Unlike the ladies of our glorious Capital, who presumably come to realise this at around the same time they learn to walk, I had no idea how difficult life for India's fairer sex could be until I turned 17. It was a wild time. Doordarshan -- our public service broadcaster, for those born after 1990 -- was suddenly made redundant by the arrival of satellite television. To cut a long story short, I was introduced to channels that played rock music instead of Hum Log, and the notion that men need not have short hair. And so, I 'dared to think beyond' the recommended middle-class length of ten centimetres.
My family didn't react with horror; not at first.

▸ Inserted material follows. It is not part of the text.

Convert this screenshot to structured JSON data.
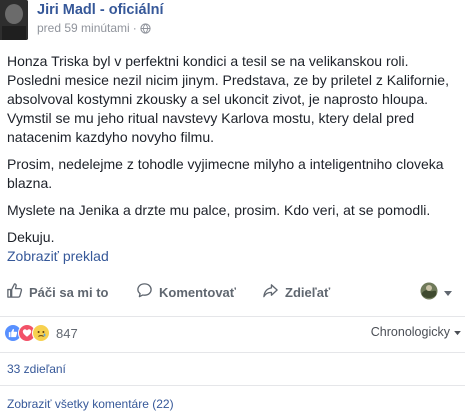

By the time my hair reached the small of my back though, our relatives had split into two distinct groups that (a) questioned my sexuality in a subtle manner or (b) urged me to turn to God. Pointing out that images of Jesus Christ depicted him with long hair only encouraged both groups to pray for my soul.
Unjust: The fairer sex in India always have to be on guard, as you
never know when obnoxious pairs of hands would try and get close
But, I digress. It is only after my hair reached my waist that I realised India was not the same country for men and women. The epiphany arrived, as they usually do in Mumbai, on a local train. Struggling to step into a Churchgate-bound fast one morning, I suddenly felt a pair of hands squeezing my buttocks. This wasn't supportive squeezing, the kind given to shoulders of those in need of comforting. This was rough stuff, reminiscent of mating rituals on Animal Planet.
Turning around was impossible, obviously, because no one can turn around on a Mumbai local. Once inside, one is pointed in a particular direction and forced to stay there. And so, until I managed to put some distance between what I can only refer to as my buttock-squeezer, I had to bear it. It was not a rare occurrence either. I would try entering a crowded train, crowded bus, or crowded store -- most places in Mumbai involve crowds -- and an obnoxious pair of hands would try and get close to me.
The experience of being felt up would end only after I turned around, at which point my faint moustache-beard combo would dispel the myth of my being a nubile 17-year-old girl with underdeveloped breasts. Apart from a great deal of staring, the question 'aati hai kya?' was also asked often, and never politely. Some men would snicker, while others pretended to be eunuchs and clapped their hands before laughing uproariously. Men on motorbikes would whistle as they went past, and continue until they noticed the beard. They would then slow down and abuse me for leading them to believe I was a woman.
Eventually, six years on, I went back to a respectable ten centimetres. As my relatives praised God for showing me the light, I began to shave again. I wasn't exactly the same person though. At 23, I was armed with the knowledge that a large number of my countrymen were nothing but desperate, insecure folk who had no idea how to treat a woman. I also struggled to understand how India's women went grocery shopping, managed careers and became fabulous mothers, wives or managing directors in the face of behaviour that often bordered on hostility.
There were normal men too, of course, but what struck me was how one abnormal, sex-starved lunatic could ruin a good day simply by assuming it was alright to make a pass at someone he thought was female. If this could happen in a metropolis, how did repressed men in smaller towns behave?As I write this, television channels are airing footage of policemen in Bihar assaulting women with bamboo sticks. If, as many have pointed out, 'any society, any nation, is judged on the basis of how it treats its weakest members,' don't you wonder what sort of India her women live in?
Lindsay Pereira is Editor, MiD DAY Online (twitter.com/lindsaypereira)